** RECORDS FOR THE TASK follows **

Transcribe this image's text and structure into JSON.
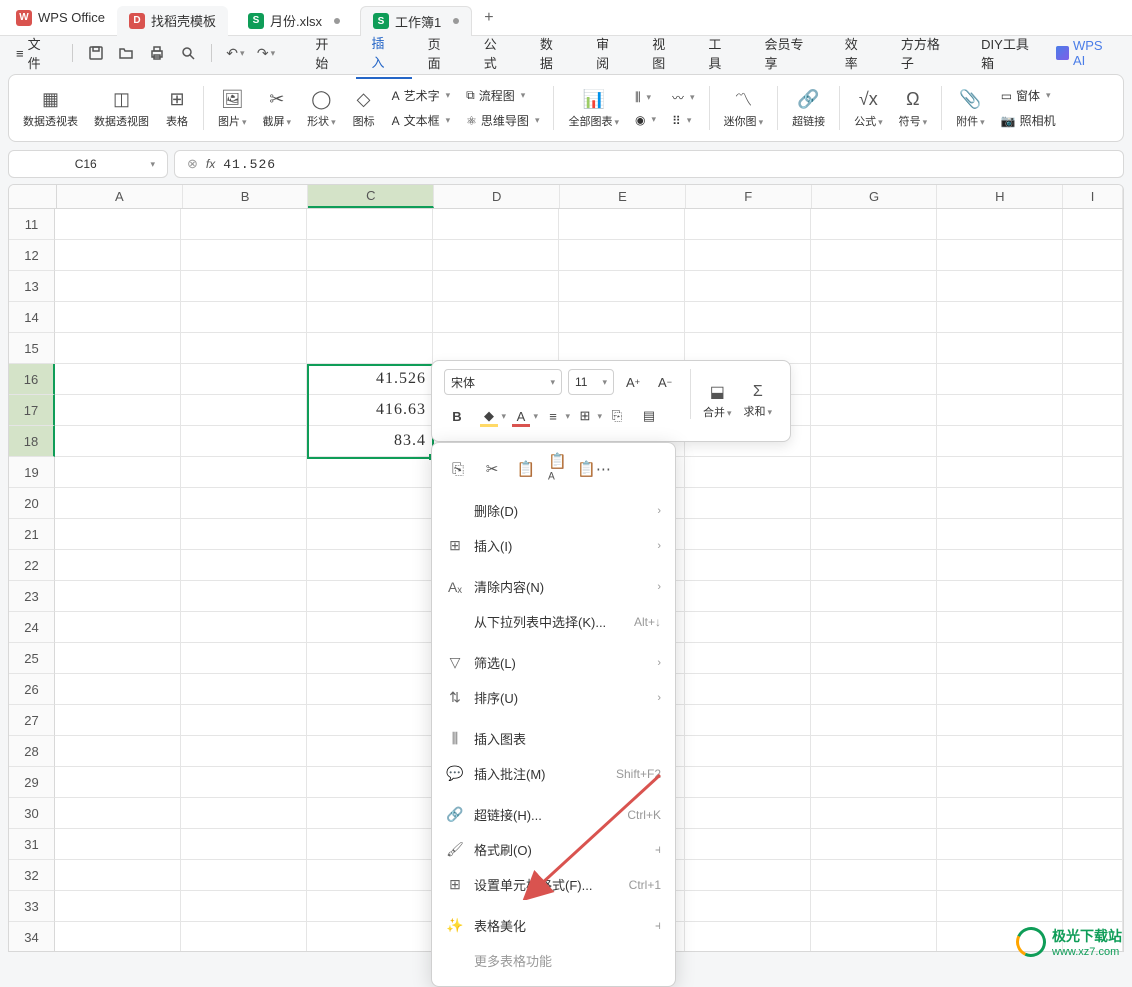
{
  "title_bar": {
    "app_name": "WPS Office",
    "tabs": [
      {
        "label": "找稻壳模板",
        "icon": "D"
      },
      {
        "label": "月份.xlsx",
        "icon": "S",
        "dot": true
      },
      {
        "label": "工作簿1",
        "icon": "S",
        "dot": true
      }
    ],
    "add": "+"
  },
  "menu": {
    "file": "文件",
    "tabs": [
      "开始",
      "插入",
      "页面",
      "公式",
      "数据",
      "审阅",
      "视图",
      "工具",
      "会员专享",
      "效率",
      "方方格子",
      "DIY工具箱"
    ],
    "active_tab_index": 1,
    "ai": "WPS AI"
  },
  "ribbon": {
    "groups": [
      {
        "label": "数据透视表",
        "icon": "pivot-table"
      },
      {
        "label": "数据透视图",
        "icon": "pivot-chart"
      },
      {
        "label": "表格",
        "icon": "table"
      }
    ],
    "groups2": [
      {
        "label": "图片",
        "icon": "image",
        "dd": true
      },
      {
        "label": "截屏",
        "icon": "screenshot",
        "dd": true
      },
      {
        "label": "形状",
        "icon": "shapes",
        "dd": true
      },
      {
        "label": "图标",
        "icon": "icons"
      }
    ],
    "stacks": [
      {
        "label": "艺术字",
        "icon": "A"
      },
      {
        "label": "文本框",
        "icon": "A"
      }
    ],
    "stacks2": [
      {
        "label": "流程图",
        "icon": "flow"
      },
      {
        "label": "思维导图",
        "icon": "mind"
      }
    ],
    "charts": {
      "label": "全部图表"
    },
    "sparklines": {
      "label": "迷你图"
    },
    "hyperlink": {
      "label": "超链接"
    },
    "formula_sym": {
      "label": "公式"
    },
    "symbol": {
      "label": "符号"
    },
    "attach": {
      "label": "附件"
    },
    "window": {
      "label": "窗体"
    },
    "camera": {
      "label": "照相机"
    }
  },
  "formula_bar": {
    "name": "C16",
    "fx": "fx",
    "value": "41.526"
  },
  "grid": {
    "cols": [
      "A",
      "B",
      "C",
      "D",
      "E",
      "F",
      "G",
      "H",
      "I"
    ],
    "rows": [
      "11",
      "12",
      "13",
      "14",
      "15",
      "16",
      "17",
      "18",
      "19",
      "20",
      "21",
      "22",
      "23",
      "24",
      "25",
      "26",
      "27",
      "28",
      "29",
      "30",
      "31",
      "32",
      "33",
      "34"
    ],
    "selected_col_index": 2,
    "selected_row_start": 5,
    "selected_row_end": 7,
    "cells": {
      "C16": "41.526",
      "C17": "416.63",
      "C18": "83.4"
    }
  },
  "mini_toolbar": {
    "font": "宋体",
    "size": "11",
    "a_plus": "A⁺",
    "a_minus": "A⁻",
    "bold": "B",
    "merge": "合并",
    "sum": "求和"
  },
  "context_menu": {
    "items": [
      {
        "label": "删除(D)",
        "icon": "",
        "chevron": true
      },
      {
        "label": "插入(I)",
        "icon": "insert",
        "chevron": true
      },
      {
        "label": "清除内容(N)",
        "icon": "clear",
        "chevron": true
      },
      {
        "label": "从下拉列表中选择(K)...",
        "icon": "",
        "shortcut": "Alt+↓"
      },
      {
        "label": "筛选(L)",
        "icon": "filter",
        "chevron": true
      },
      {
        "label": "排序(U)",
        "icon": "sort",
        "chevron": true
      },
      {
        "label": "插入图表",
        "icon": "chart"
      },
      {
        "label": "插入批注(M)",
        "icon": "comment",
        "shortcut": "Shift+F2"
      },
      {
        "label": "超链接(H)...",
        "icon": "link",
        "shortcut": "Ctrl+K"
      },
      {
        "label": "格式刷(O)",
        "icon": "brush",
        "right_icon": true
      },
      {
        "label": "设置单元格格式(F)...",
        "icon": "format",
        "shortcut": "Ctrl+1"
      },
      {
        "label": "表格美化",
        "icon": "beautify",
        "right_icon": true
      },
      {
        "label": "更多表格功能",
        "icon": ""
      }
    ]
  },
  "watermark": {
    "t1": "极光下载站",
    "t2": "www.xz7.com"
  }
}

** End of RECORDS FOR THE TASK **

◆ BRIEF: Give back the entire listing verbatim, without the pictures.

◆ TASK RESPONSE:
Transcribe this image's text and structure into JSON.
{
  "title_bar": {
    "app_name": "WPS Office",
    "tabs": [
      {
        "label": "找稻壳模板",
        "icon": "D"
      },
      {
        "label": "月份.xlsx",
        "icon": "S",
        "dot": true
      },
      {
        "label": "工作簿1",
        "icon": "S",
        "dot": true
      }
    ],
    "add": "+"
  },
  "menu": {
    "file": "文件",
    "tabs": [
      "开始",
      "插入",
      "页面",
      "公式",
      "数据",
      "审阅",
      "视图",
      "工具",
      "会员专享",
      "效率",
      "方方格子",
      "DIY工具箱"
    ],
    "active_tab_index": 1,
    "ai": "WPS AI"
  },
  "ribbon": {
    "groups": [
      {
        "label": "数据透视表",
        "icon": "pivot-table"
      },
      {
        "label": "数据透视图",
        "icon": "pivot-chart"
      },
      {
        "label": "表格",
        "icon": "table"
      }
    ],
    "groups2": [
      {
        "label": "图片",
        "icon": "image",
        "dd": true
      },
      {
        "label": "截屏",
        "icon": "screenshot",
        "dd": true
      },
      {
        "label": "形状",
        "icon": "shapes",
        "dd": true
      },
      {
        "label": "图标",
        "icon": "icons"
      }
    ],
    "stacks": [
      {
        "label": "艺术字",
        "icon": "A"
      },
      {
        "label": "文本框",
        "icon": "A"
      }
    ],
    "stacks2": [
      {
        "label": "流程图",
        "icon": "flow"
      },
      {
        "label": "思维导图",
        "icon": "mind"
      }
    ],
    "charts": {
      "label": "全部图表"
    },
    "sparklines": {
      "label": "迷你图"
    },
    "hyperlink": {
      "label": "超链接"
    },
    "formula_sym": {
      "label": "公式"
    },
    "symbol": {
      "label": "符号"
    },
    "attach": {
      "label": "附件"
    },
    "window": {
      "label": "窗体"
    },
    "camera": {
      "label": "照相机"
    }
  },
  "formula_bar": {
    "name": "C16",
    "fx": "fx",
    "value": "41.526"
  },
  "grid": {
    "cols": [
      "A",
      "B",
      "C",
      "D",
      "E",
      "F",
      "G",
      "H",
      "I"
    ],
    "rows": [
      "11",
      "12",
      "13",
      "14",
      "15",
      "16",
      "17",
      "18",
      "19",
      "20",
      "21",
      "22",
      "23",
      "24",
      "25",
      "26",
      "27",
      "28",
      "29",
      "30",
      "31",
      "32",
      "33",
      "34"
    ],
    "selected_col_index": 2,
    "selected_row_start": 5,
    "selected_row_end": 7,
    "cells": {
      "C16": "41.526",
      "C17": "416.63",
      "C18": "83.4"
    }
  },
  "mini_toolbar": {
    "font": "宋体",
    "size": "11",
    "a_plus": "A⁺",
    "a_minus": "A⁻",
    "bold": "B",
    "merge": "合并",
    "sum": "求和"
  },
  "context_menu": {
    "items": [
      {
        "label": "删除(D)",
        "icon": "",
        "chevron": true
      },
      {
        "label": "插入(I)",
        "icon": "insert",
        "chevron": true
      },
      {
        "label": "清除内容(N)",
        "icon": "clear",
        "chevron": true
      },
      {
        "label": "从下拉列表中选择(K)...",
        "icon": "",
        "shortcut": "Alt+↓"
      },
      {
        "label": "筛选(L)",
        "icon": "filter",
        "chevron": true
      },
      {
        "label": "排序(U)",
        "icon": "sort",
        "chevron": true
      },
      {
        "label": "插入图表",
        "icon": "chart"
      },
      {
        "label": "插入批注(M)",
        "icon": "comment",
        "shortcut": "Shift+F2"
      },
      {
        "label": "超链接(H)...",
        "icon": "link",
        "shortcut": "Ctrl+K"
      },
      {
        "label": "格式刷(O)",
        "icon": "brush",
        "right_icon": true
      },
      {
        "label": "设置单元格格式(F)...",
        "icon": "format",
        "shortcut": "Ctrl+1"
      },
      {
        "label": "表格美化",
        "icon": "beautify",
        "right_icon": true
      },
      {
        "label": "更多表格功能",
        "icon": ""
      }
    ]
  },
  "watermark": {
    "t1": "极光下载站",
    "t2": "www.xz7.com"
  }
}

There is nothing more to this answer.